e) The Informed Consent document must state the individual must be 18 years of age or older in order to participate
OR
If participants are members of vulnerable populations (minors, prisoners, etc.), you must provide a consent statement for the signature(s) of the guardian(s) or other legally authorized representative(s) of participants. Participants must then sign a statement of assent providing her/him with all the legally effective Informed Consent information about participation (including risks) so that the participant may assent to participation after their guardian or legally authorized representative consents to have her/him participate. In certain situations, a witness to the assent may sign. Because of the additional complexities of research involving vulnerable populations, you must be very clear about how you will obtain both Informed Consent and assent and provide a rationale for your strategy.

f) The document should inform the potential participants that they may request that the Principal Investigator provide a summary of the research results once the project is completed and how this summary can be obtained. In some cases, this provision may be unnecessary or inappropriate. If you believe this provision to be unnecessary or inappropriate, provide your rationale for this exclusion in your proposal.

5. The question concerning the risk to the participants must be given serious consideration. It is rare that there is absolutely no risk. The main point of the Informed Consent document is not to assure the participants that no risk is involved, but rather to describe that risk so that your participants may make a reasoned choice about their participation, weighing the risk and the benefits with enough information to make a decision about participation.
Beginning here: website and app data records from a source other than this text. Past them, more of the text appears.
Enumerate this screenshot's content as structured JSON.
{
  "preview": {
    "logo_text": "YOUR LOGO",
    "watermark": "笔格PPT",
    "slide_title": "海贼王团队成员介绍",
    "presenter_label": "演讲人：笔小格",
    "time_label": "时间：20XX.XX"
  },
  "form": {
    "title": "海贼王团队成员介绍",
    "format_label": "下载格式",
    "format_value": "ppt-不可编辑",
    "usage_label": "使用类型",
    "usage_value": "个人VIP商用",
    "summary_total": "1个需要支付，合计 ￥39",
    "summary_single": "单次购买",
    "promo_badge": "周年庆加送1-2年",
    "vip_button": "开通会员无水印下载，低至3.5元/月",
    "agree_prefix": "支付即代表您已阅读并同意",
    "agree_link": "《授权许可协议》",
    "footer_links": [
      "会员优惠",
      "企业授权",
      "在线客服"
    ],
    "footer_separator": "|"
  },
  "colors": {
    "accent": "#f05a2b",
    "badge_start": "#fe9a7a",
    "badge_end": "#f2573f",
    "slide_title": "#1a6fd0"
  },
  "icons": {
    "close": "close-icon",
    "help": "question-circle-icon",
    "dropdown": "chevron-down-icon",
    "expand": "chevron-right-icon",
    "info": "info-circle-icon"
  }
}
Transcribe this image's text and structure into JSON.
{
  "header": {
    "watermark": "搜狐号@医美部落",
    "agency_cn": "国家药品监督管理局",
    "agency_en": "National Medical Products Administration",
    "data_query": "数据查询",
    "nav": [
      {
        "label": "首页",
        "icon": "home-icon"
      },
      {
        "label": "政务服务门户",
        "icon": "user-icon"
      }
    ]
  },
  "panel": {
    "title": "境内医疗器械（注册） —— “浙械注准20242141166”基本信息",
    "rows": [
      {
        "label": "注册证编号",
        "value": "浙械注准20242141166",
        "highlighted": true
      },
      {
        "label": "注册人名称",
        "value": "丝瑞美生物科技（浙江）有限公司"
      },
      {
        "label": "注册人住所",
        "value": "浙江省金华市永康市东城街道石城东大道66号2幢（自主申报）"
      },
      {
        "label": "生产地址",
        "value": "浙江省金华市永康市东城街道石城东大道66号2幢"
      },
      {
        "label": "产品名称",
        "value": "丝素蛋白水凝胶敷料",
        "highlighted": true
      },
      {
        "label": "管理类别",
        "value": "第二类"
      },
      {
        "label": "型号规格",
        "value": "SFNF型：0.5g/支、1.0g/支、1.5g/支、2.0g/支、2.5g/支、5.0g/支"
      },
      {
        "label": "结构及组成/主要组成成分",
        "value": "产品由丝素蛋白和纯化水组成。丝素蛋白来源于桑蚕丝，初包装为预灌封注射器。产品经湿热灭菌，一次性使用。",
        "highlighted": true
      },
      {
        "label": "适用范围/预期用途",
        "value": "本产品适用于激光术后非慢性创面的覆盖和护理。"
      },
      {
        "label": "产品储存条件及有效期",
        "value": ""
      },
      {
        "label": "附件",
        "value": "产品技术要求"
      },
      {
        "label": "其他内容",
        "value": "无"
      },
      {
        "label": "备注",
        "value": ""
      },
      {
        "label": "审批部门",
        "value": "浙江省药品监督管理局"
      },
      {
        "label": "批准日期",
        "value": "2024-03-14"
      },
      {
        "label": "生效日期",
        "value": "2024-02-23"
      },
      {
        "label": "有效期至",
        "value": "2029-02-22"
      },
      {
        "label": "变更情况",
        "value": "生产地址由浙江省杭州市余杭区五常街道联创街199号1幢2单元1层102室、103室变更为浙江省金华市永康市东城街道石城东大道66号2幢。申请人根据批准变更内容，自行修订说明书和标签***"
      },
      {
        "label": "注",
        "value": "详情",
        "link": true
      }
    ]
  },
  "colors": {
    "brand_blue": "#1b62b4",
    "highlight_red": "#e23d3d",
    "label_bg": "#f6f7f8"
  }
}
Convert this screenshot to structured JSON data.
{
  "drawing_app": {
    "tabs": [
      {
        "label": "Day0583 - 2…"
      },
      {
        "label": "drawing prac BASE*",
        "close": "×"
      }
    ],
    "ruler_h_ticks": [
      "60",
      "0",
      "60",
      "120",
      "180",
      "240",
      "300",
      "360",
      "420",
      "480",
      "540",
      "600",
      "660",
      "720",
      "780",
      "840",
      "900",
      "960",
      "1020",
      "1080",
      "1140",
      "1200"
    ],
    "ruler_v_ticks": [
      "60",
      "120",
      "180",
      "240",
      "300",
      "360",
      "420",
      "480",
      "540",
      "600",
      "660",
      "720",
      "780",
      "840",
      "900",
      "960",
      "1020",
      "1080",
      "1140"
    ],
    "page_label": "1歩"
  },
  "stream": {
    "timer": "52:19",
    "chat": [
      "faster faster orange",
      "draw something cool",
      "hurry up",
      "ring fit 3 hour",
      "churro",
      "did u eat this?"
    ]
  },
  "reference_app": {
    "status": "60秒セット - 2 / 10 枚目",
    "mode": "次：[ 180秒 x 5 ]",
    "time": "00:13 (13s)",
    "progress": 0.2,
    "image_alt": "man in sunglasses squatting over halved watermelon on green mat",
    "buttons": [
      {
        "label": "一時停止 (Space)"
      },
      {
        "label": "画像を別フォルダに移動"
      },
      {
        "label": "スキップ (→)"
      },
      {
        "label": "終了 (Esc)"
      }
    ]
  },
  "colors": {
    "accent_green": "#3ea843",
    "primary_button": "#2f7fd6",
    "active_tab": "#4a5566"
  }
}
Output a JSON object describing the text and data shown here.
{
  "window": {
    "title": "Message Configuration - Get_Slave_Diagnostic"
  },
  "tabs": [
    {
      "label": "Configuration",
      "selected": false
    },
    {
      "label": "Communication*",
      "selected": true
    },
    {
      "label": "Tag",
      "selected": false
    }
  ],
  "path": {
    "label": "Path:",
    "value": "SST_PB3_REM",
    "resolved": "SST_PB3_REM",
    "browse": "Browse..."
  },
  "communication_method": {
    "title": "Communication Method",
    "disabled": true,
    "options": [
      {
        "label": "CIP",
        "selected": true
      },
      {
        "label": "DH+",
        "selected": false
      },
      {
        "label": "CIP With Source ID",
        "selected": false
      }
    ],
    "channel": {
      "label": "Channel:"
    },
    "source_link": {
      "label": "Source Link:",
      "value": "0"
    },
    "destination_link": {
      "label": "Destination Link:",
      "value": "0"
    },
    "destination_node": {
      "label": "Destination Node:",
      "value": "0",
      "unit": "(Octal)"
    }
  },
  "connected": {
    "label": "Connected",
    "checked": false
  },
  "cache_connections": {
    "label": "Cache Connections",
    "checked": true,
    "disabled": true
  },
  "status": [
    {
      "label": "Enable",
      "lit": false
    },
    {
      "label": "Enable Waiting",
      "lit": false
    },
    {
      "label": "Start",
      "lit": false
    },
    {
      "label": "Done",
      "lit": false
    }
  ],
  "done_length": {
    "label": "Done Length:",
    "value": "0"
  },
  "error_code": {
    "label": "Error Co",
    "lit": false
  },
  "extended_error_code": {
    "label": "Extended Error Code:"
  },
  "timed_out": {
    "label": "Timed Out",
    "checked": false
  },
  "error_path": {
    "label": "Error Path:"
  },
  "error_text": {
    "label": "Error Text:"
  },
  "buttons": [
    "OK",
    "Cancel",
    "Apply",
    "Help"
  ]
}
You do not need to reassure the IRB that your research involves no risk, but rather that the risk is reasonable and is outweighed by important benefits, and that your participants are given enough information about the nature of the risk to choose whether or not to participate.

6. The IRB is a committee mandated by both Federal and New York State law. Your proposal is a legal document. All research is reviewed by the IRB for two reasons: (a) to help researchers be sure that they are protecting the participants in their research and (b) to protect the researchers from liability if something were to go wrong during the study. To do something in the way of research that is not documented in your approved proposal could be considered fraud and negate the protections afforded the Principal Investigator(s).

7. A proposal for research involving human participants requires a good deal of time, care, and thoughtful attention. Please do not assume your proposal will be approved simply because you submitted it. The possible outcomes of proposals are: (a) approved, (b) approved with revision, (c) tabled/rejected, or (d) returned without IRB consideration because it was incomplete or poorly prepared. When your proposal cannot be considered, is tabled, or even approved with revision, your research may be delayed.

8. The IRB will strive to review proposals submitted by the deadline provided in the online schedule of meetings. However, though unlikely, unforeseen circumstances may mean that this is not always possible. The composition of the IRB (and the IRB at any given meeting) is set by law, and if situations occur so that the IRB is not in compliance (e.g., lacks a quorum or key members are absent even with a quorum), it cannot review proposals. It may also be the case that there are too many proposals to review in one meeting. For these reasons – and those noted in #8 – it is important for you to submit your proposal in good time.

9. Once your proposal is approved, a Notification of Progress on or Completion of Human Participant Research form must be completed and returned to the IRB Chair by the Principal Investigator(s) by 1 July of this academic year. If the human participant component of your project is not complete by 1 July of this academic year, you will need to apply to the IRB Chair for a continuation. A continuation request is usually approved, and is reviewed only by the Chair unless changes are being made affecting the use of human participants to the extent that a new proposal is necessary.